Dynamic binding means that the type loses its typical strong typing, compile time features. You can see this easily in the Visual Studio code editor. As soon as you assign a value to a dynamic you lose Intellisense and you see

DynamicInDebugger

which means there's no Intellisense and no compiler type checking on any members you apply to this instance.

If you're new to the dynamic type it might seem really confusing that a single type can behave differently depending on how it is cast, but that's exactly what happens when you use a type that implements IDynamicMetaObjectProvider. Declare the type as its strong type name and you only get to access the native instance members of the type. Declare or cast it to dynamic and you get dynamic behavior which accesses native members plus it uses IDynamicMetaObjectProvider implementation to handle any missing member definitions by running custom code.

You can easily cast objects back and forth between dynamic and the original type:

dynamic fooDynamic = new DynamicFoo();
fooDynamic.NewProperty = "New Property Value";             
DynamicFoo foo = fooDynamic;
foo.Bar = "Barred";

Here the code starts out with a dynamic cast and a dynamic assignment. The code then casts back the value to the DynamicFoo. Notice that when casting from dynamic to DynamicFoo and back we typically do not have to specify the cast explicitly - the compiler can induce the type so I don't need to specify as dynamic or as DynamicFoo.

Moral of the Story

This easy interchange between dynamic and the underlying type is actually super useful, because it allows you to create extensible objects that can expose non-member data stores and expose them as an object interface. You can create an object that hosts a number of strongly typed properties and then cast the object to dynamic and add additional dynamic properties to the same type at runtime. You can easily switch back and forth between the strongly typed instance to access the well-known strongly typed properties and to dynamic for the dynamic properties added at runtime.

Keep in mind that dynamic object access has quite a bit of overhead and is definitely slower than strongly typed binding, so if you're accessing the strongly typed parts of your objects you definitely want to use a strongly typed reference.

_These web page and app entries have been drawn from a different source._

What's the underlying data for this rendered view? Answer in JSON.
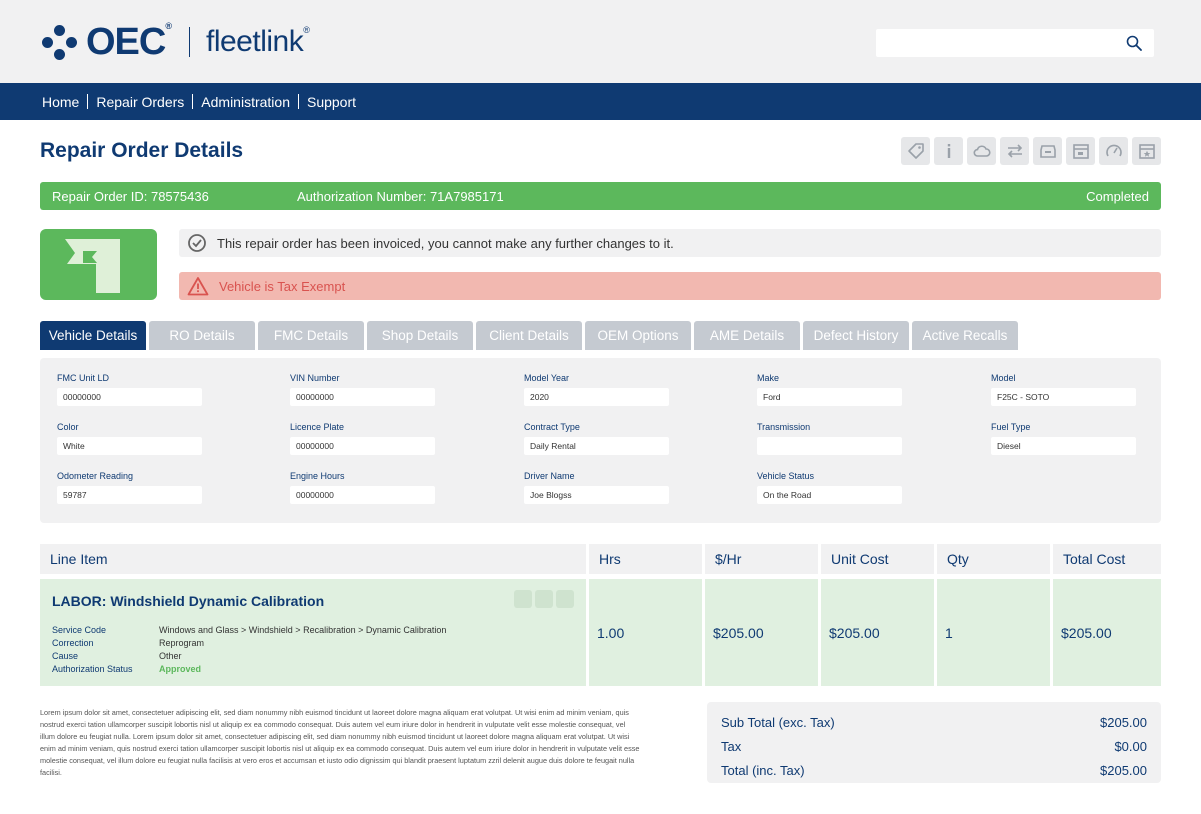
{
  "header": {
    "logo_primary": "OEC",
    "logo_secondary": "fleetlink",
    "search": {
      "value": "",
      "placeholder": ""
    }
  },
  "nav": [
    "Home",
    "Repair Orders",
    "Administration",
    "Support"
  ],
  "page": {
    "title": "Repair Order Details"
  },
  "toolbar": {
    "icons": [
      "tag-icon",
      "info-icon",
      "cloud-icon",
      "swap-icon",
      "archive-icon",
      "calendar-icon",
      "speedometer-icon",
      "calendar-star-icon"
    ]
  },
  "status_bar": {
    "repair_order_id": "Repair Order ID: 78575436",
    "authorization_number": "Authorization Number: 71A7985171",
    "status": "Completed",
    "color": "#5cb85c"
  },
  "notices": {
    "info": "This repair order has been invoiced, you cannot make any further changes to it.",
    "warning": "Vehicle is Tax Exempt"
  },
  "tabs": [
    "Vehicle Details",
    "RO Details",
    "FMC Details",
    "Shop Details",
    "Client Details",
    "OEM Options",
    "AME Details",
    "Defect History",
    "Active Recalls"
  ],
  "vehicle": {
    "fmc_unit": {
      "label": "FMC Unit LD",
      "value": "00000000"
    },
    "vin": {
      "label": "VIN Number",
      "value": "00000000"
    },
    "model_year": {
      "label": "Model Year",
      "value": "2020"
    },
    "make": {
      "label": "Make",
      "value": "Ford"
    },
    "model": {
      "label": "Model",
      "value": "F25C - SOTO"
    },
    "color": {
      "label": "Color",
      "value": "White"
    },
    "licence_plate": {
      "label": "Licence Plate",
      "value": "00000000"
    },
    "contract_type": {
      "label": "Contract Type",
      "value": "Daily Rental"
    },
    "transmission": {
      "label": "Transmission",
      "value": ""
    },
    "fuel_type": {
      "label": "Fuel Type",
      "value": "Diesel"
    },
    "odometer": {
      "label": "Odometer Reading",
      "value": "59787"
    },
    "engine_hours": {
      "label": "Engine Hours",
      "value": "00000000"
    },
    "driver_name": {
      "label": "Driver Name",
      "value": "Joe Blogss"
    },
    "vehicle_status": {
      "label": "Vehicle Status",
      "value": "On the Road"
    }
  },
  "line_items": {
    "headers": [
      "Line Item",
      "Hrs",
      "$/Hr",
      "Unit Cost",
      "Qty",
      "Total Cost"
    ],
    "rows": [
      {
        "title": "LABOR: Windshield Dynamic Calibration",
        "service_code_label": "Service Code",
        "service_code": "Windows and Glass > Windshield > Recalibration > Dynamic Calibration",
        "correction_label": "Correction",
        "correction": "Reprogram",
        "cause_label": "Cause",
        "cause": "Other",
        "auth_status_label": "Authorization Status",
        "auth_status": "Approved",
        "hrs": "1.00",
        "rate": "$205.00",
        "unit_cost": "$205.00",
        "qty": "1",
        "total_cost": "$205.00"
      }
    ]
  },
  "footer": {
    "lorem": "Lorem ipsum dolor sit amet, consectetuer adipiscing elit, sed diam nonummy nibh euismod tincidunt ut laoreet dolore magna aliquam erat volutpat. Ut wisi enim ad minim veniam, quis nostrud exerci tation ullamcorper suscipit lobortis nisl ut aliquip ex ea commodo consequat. Duis autem vel eum iriure dolor in hendrerit in vulputate velit esse molestie consequat, vel illum dolore eu feugiat nulla. Lorem ipsum dolor sit amet, consectetuer adipiscing elit, sed diam nonummy nibh euismod tincidunt ut laoreet dolore magna aliquam erat volutpat. Ut wisi enim ad minim veniam, quis nostrud exerci tation ullamcorper suscipit lobortis nisl ut aliquip ex ea commodo consequat. Duis autem vel eum iriure dolor in hendrerit in vulputate velit esse molestie consequat, vel illum dolore eu feugiat nulla facilisis at vero eros et accumsan et iusto odio dignissim qui blandit praesent luptatum zzril delenit augue duis dolore te feugait nulla facilisi."
  },
  "totals": {
    "subtotal_label": "Sub Total (exc. Tax)",
    "subtotal": "$205.00",
    "tax_label": "Tax",
    "tax": "$0.00",
    "total_label": "Total (inc. Tax)",
    "total": "$205.00"
  },
  "colors": {
    "brand_navy": "#0f3a72",
    "success_green": "#5cb85c",
    "warning_pink": "#f2b8b0",
    "warning_red": "#d9534f"
  }
}
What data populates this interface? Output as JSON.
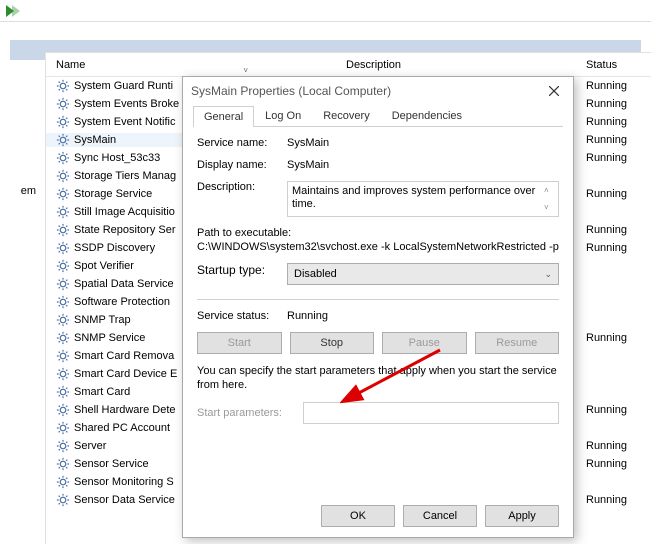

Reserve dynamic for the dynamic members to optimize your code.

The real beauty of dynamic is that with very little effort you can build expandable objects or objects that expose different data stores to an object interface. I'll have more on this in my next post when I create a customized and extensible Expando object based on DynamicObject.